The answer must repeat every record exactly, with no pictures in it.

--- DATA FOR ANALYSIS ---
☆ ☆ ☆ ☆ ☆ ☆ ☆

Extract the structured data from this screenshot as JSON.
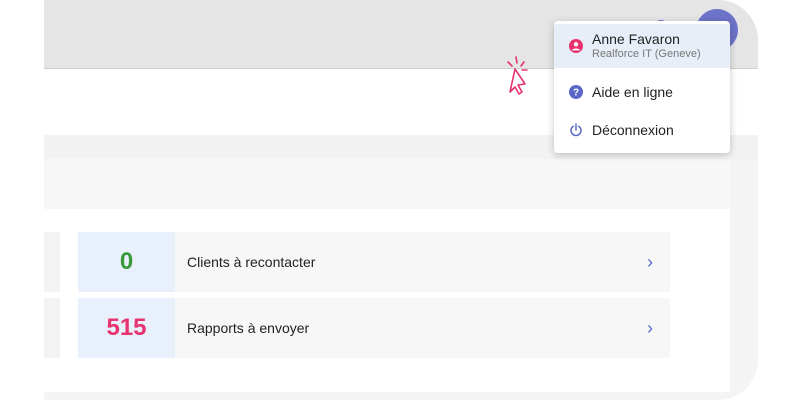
{
  "user_menu": {
    "user_name": "Anne Favaron",
    "user_org": "Realforce IT (Geneve)",
    "help_label": "Aide en ligne",
    "logout_label": "Déconnexion",
    "icons": {
      "user": "user-circle-icon",
      "help": "question-circle-icon",
      "logout": "power-icon"
    }
  },
  "dashboard": {
    "rows": [
      {
        "value": "0",
        "label": "Clients à recontacter",
        "value_color": "#3a9a3a",
        "chevron": "›"
      },
      {
        "value": "515",
        "label": "Rapports à envoyer",
        "value_color": "#e8336e",
        "chevron": "›"
      }
    ]
  },
  "colors": {
    "avatar": "#6c73c9",
    "accent": "#5a67c8",
    "cursor": "#e8336e",
    "user_icon": "#e8336e"
  }
}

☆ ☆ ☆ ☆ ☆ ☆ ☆

--- ANSWER TO THIS EXERCISE ---
Extract the structured data from this screenshot as JSON.
{
  "user_menu": {
    "user_name": "Anne Favaron",
    "user_org": "Realforce IT (Geneve)",
    "help_label": "Aide en ligne",
    "logout_label": "Déconnexion",
    "icons": {
      "user": "user-circle-icon",
      "help": "question-circle-icon",
      "logout": "power-icon"
    }
  },
  "dashboard": {
    "rows": [
      {
        "value": "0",
        "label": "Clients à recontacter",
        "value_color": "#3a9a3a",
        "chevron": "›"
      },
      {
        "value": "515",
        "label": "Rapports à envoyer",
        "value_color": "#e8336e",
        "chevron": "›"
      }
    ]
  },
  "colors": {
    "avatar": "#6c73c9",
    "accent": "#5a67c8",
    "cursor": "#e8336e",
    "user_icon": "#e8336e"
  }
}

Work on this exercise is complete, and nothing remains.